Valmai Elkins is a published writer who loves literature.
While teaching childbirth education at McGill University, she pioneered the hospital Birthing Room and introduced the concept and design across North America.
Elkins and her book, Rights of the Pregnant Parent, are credited with changing hospital birth. It became an international bestseller, followed by The Birth Report. She was also a pioneer in encouraging fathers to be present at their babies’ births.
Next Tuesday, Elkins will present the Nobel Series talk, held at the NOTL Public Library, on the prize for literature.
Alfred Nobel, engineer, chemist, inventor and philanthropist, was also a lover of fine writing, says Elkins. “He himself produced a handful of poems and a satirical novel. His Nobel Prize in Literature, presented on Dec. 10, the anniversary of his death, is awarded for “Outstanding work in an idealistic direction that adds the greatest benefit to humankind.”
Since 1901, she says, there have been 101 men who have won the prize and 15 women, including, in 2013, Canadian, Alice Munro.
The 2018 Award was postponed because of allegations of sexual abuse and financial misconduct against the husband of a member of the Swedish Academy. It was deemed prudent to allow the scandal to settle before an award was made, says Elkins. “However another wave of scandal would engulf this year’s double prize, as each winner has triggered public outrage because of their interpretations of historical events.”

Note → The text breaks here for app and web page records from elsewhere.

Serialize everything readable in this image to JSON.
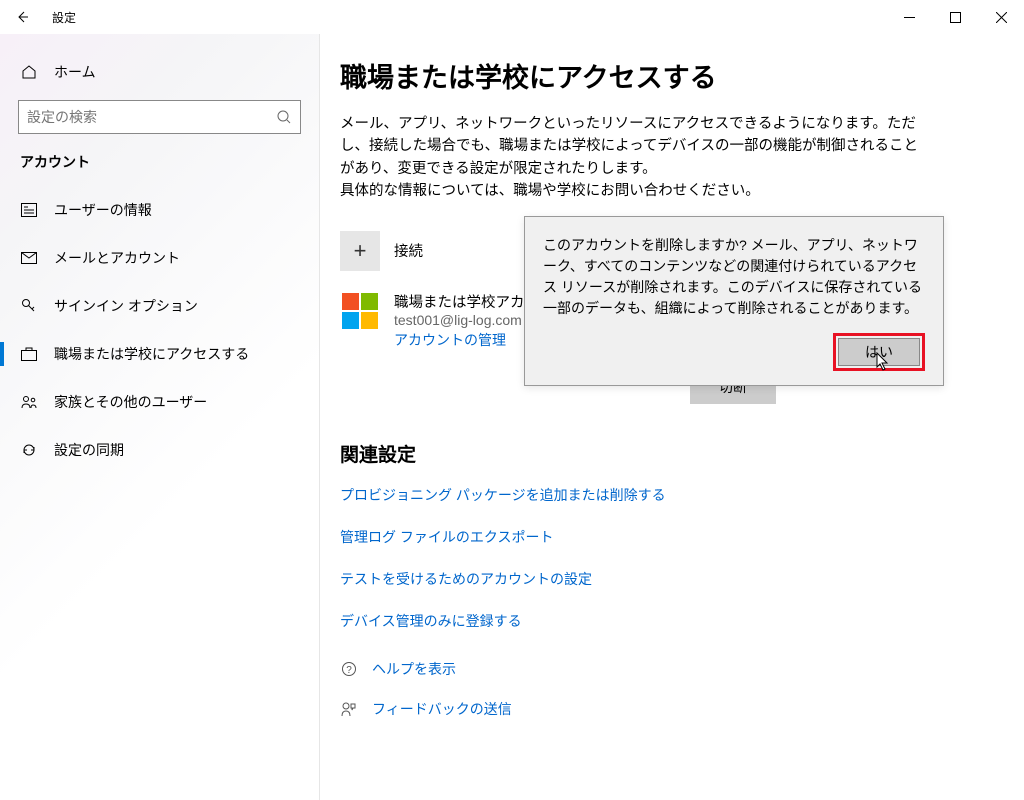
{
  "titlebar": {
    "title": "設定"
  },
  "sidebar": {
    "home": "ホーム",
    "search_placeholder": "設定の検索",
    "section": "アカウント",
    "items": [
      {
        "label": "ユーザーの情報"
      },
      {
        "label": "メールとアカウント"
      },
      {
        "label": "サインイン オプション"
      },
      {
        "label": "職場または学校にアクセスする"
      },
      {
        "label": "家族とその他のユーザー"
      },
      {
        "label": "設定の同期"
      }
    ]
  },
  "main": {
    "title": "職場または学校にアクセスする",
    "description": "メール、アプリ、ネットワークといったリソースにアクセスできるようになります。ただし、接続した場合でも、職場または学校によってデバイスの一部の機能が制御されることがあり、変更できる設定が限定されたりします。\n具体的な情報については、職場や学校にお問い合わせください。",
    "connect": "接続",
    "account": {
      "title": "職場または学校アカウ",
      "email": "test001@lig-log.com",
      "manage": "アカウントの管理"
    },
    "disconnect": "切断",
    "related_title": "関連設定",
    "links": [
      "プロビジョニング パッケージを追加または削除する",
      "管理ログ ファイルのエクスポート",
      "テストを受けるためのアカウントの設定",
      "デバイス管理のみに登録する"
    ],
    "help": "ヘルプを表示",
    "feedback": "フィードバックの送信"
  },
  "dialog": {
    "text": "このアカウントを削除しますか? メール、アプリ、ネットワーク、すべてのコンテンツなどの関連付けられているアクセス リソースが削除されます。このデバイスに保存されている一部のデータも、組織によって削除されることがあります。",
    "yes": "はい"
  },
  "colors": {
    "accent": "#0078d4",
    "link": "#0066cc",
    "highlight": "#e81123"
  }
}
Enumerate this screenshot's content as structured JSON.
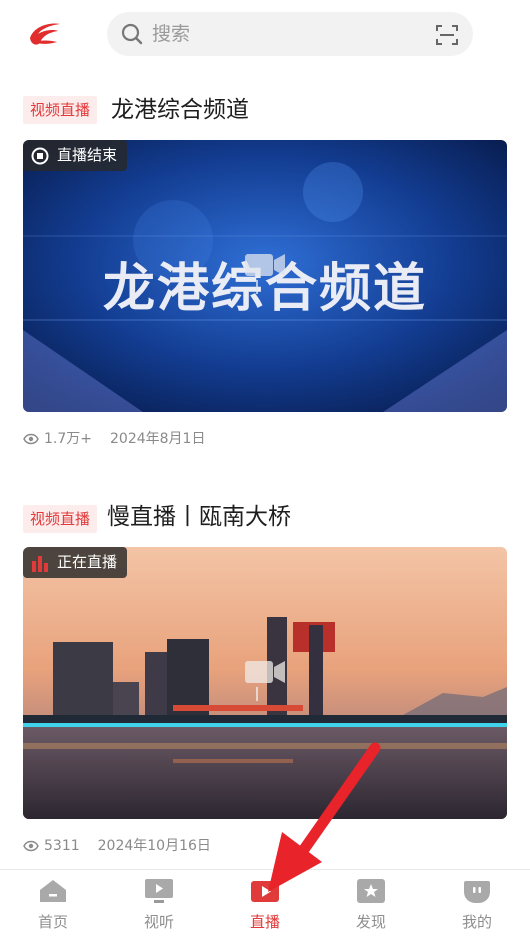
{
  "header": {
    "logo_icon": "red-swirl-logo-icon",
    "search_placeholder": "搜索",
    "scan_icon": "scan-icon"
  },
  "feed": [
    {
      "tag": "视频直播",
      "title": "龙港综合频道",
      "status": "直播结束",
      "status_icon": "stop-icon",
      "thumbnail_text": "龙港综合频道",
      "views": "1.7万+",
      "date": "2024年8月1日"
    },
    {
      "tag": "视频直播",
      "title": "慢直播丨瓯南大桥",
      "status": "正在直播",
      "status_icon": "live-bars-icon",
      "views": "5311",
      "date": "2024年10月16日"
    }
  ],
  "bottom_nav": {
    "items": [
      {
        "label": "首页",
        "icon": "home-icon"
      },
      {
        "label": "视听",
        "icon": "tv-icon"
      },
      {
        "label": "直播",
        "icon": "live-play-icon",
        "active": true
      },
      {
        "label": "发现",
        "icon": "discover-star-icon"
      },
      {
        "label": "我的",
        "icon": "profile-face-icon"
      }
    ]
  },
  "colors": {
    "accent": "#e13a3a",
    "tag_bg": "#fdecec",
    "nav_inactive": "#8f8f8f"
  }
}
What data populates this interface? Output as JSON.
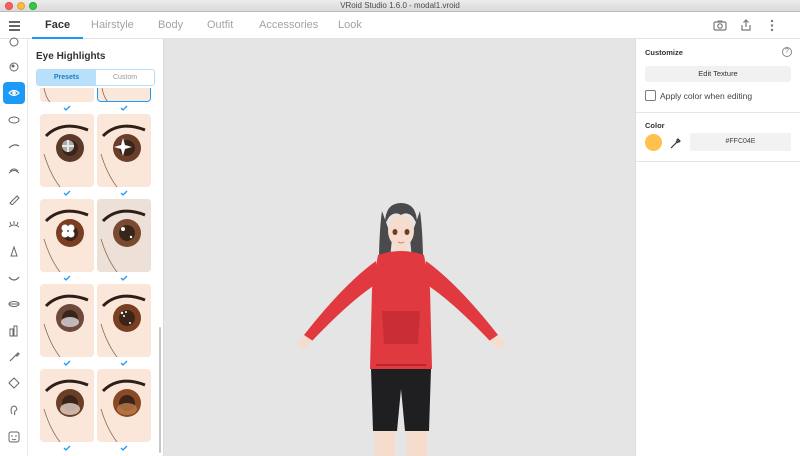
{
  "window": {
    "title": "VRoid Studio 1.6.0 - modal1.vroid"
  },
  "nav": {
    "tabs": [
      {
        "label": "Face"
      },
      {
        "label": "Hairstyle"
      },
      {
        "label": "Body"
      },
      {
        "label": "Outfit"
      },
      {
        "label": "Accessories"
      },
      {
        "label": "Look"
      }
    ],
    "active_tab": "Face",
    "right_icons": [
      "camera-icon",
      "export-icon",
      "more-vertical-icon"
    ]
  },
  "tools": {
    "icons": [
      "face-outline-icon",
      "eye-iris-icon",
      "eye-highlight-icon",
      "eye-white-icon",
      "eyebrow-icon",
      "eyelid-icon",
      "eyeliner-icon",
      "eyelash-icon",
      "nose-icon",
      "mouth-icon",
      "lips-icon",
      "tooth-icon",
      "makeup-brush-icon",
      "face-shape-icon",
      "ear-icon",
      "cheek-icon"
    ],
    "active_icon": "eye-highlight-icon"
  },
  "panel": {
    "title": "Eye Highlights",
    "segments": {
      "presets": "Presets",
      "custom": "Custom"
    },
    "active_segment": "Presets",
    "thumbnails": [
      {
        "id": "top-left",
        "selected": false
      },
      {
        "id": "top-right",
        "selected": true
      },
      {
        "id": "gray-cross-highlight",
        "selected": false
      },
      {
        "id": "star-sparkle",
        "selected": false
      },
      {
        "id": "flower-highlight",
        "selected": false
      },
      {
        "id": "small-dots-dark",
        "selected": false
      },
      {
        "id": "lavender-soft",
        "selected": false
      },
      {
        "id": "dot-cluster",
        "selected": false
      },
      {
        "id": "gradient-light",
        "selected": false
      },
      {
        "id": "warm-gradient",
        "selected": false
      }
    ]
  },
  "customize": {
    "heading": "Customize",
    "edit_texture": "Edit Texture",
    "apply_color_label": "Apply color when editing",
    "apply_color_checked": false,
    "color_heading": "Color",
    "hex": "#FFC04E",
    "swatch_color": "#FFC04E"
  },
  "colors": {
    "accent": "#1B9AF6",
    "hoodie": "#E0393F",
    "hair": "#4A4A4C",
    "skin": "#FBE7DA"
  }
}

Polish writer Olga Tokarczuk, 57, winner of the 2018 award, also received the prestigious Man Booker International Award for her audacious novel Flights, a plunge into contemporary travel through a restless world where the international airport replaces the town square, says Elkins. The narrator maintains that, “a thing in motion will always do better than a thing at rest, for change will always be a nobler thing than permanence.” This journey through time and space, with side trips to the anatomy of the human body and soul, the nature of borders and the return of Chopin’s heart posthumously to his native Warsaw, is both disorienting and captivating.
“Tokarczuk’s 2014 novel, The Books of Jacob, however, received such vitriol for its interpretation of the 18th century Polish history that her publisher protected her with security guards,” Elkins says.
This year’s winner, Austrian playwright, novelist and screen writer, Peter Handke, 78, has 30 works of fiction, drama, screenplay and critical theory with a string of awards.
“At 24, his play, Offending the Audience, established him as a brilliant linguist and provocateur. His screenplay, for the Wim Wenders film, Wings of Desire, about trench-coated angelic beings who gather in the Berlin Library during the Cold War to send rays of hope to troubled humans, won acclaim. But his novel, Across the River: Justice for Serbs, produced an outcry accusing him of denying crimes against Muslims in the Bosnian War,” says Elkins.
Though his publisher issued a 24-page defence and even his most ardent critics concede his linguistic brilliance, his work and that of Tokarczuk raise disturbing questions about the political nature of post-modern literature.
Elkins will talk about these two Nobel prize-winners at the NOTL Public Library Tuesday, Dec. 10 at 2 p.m.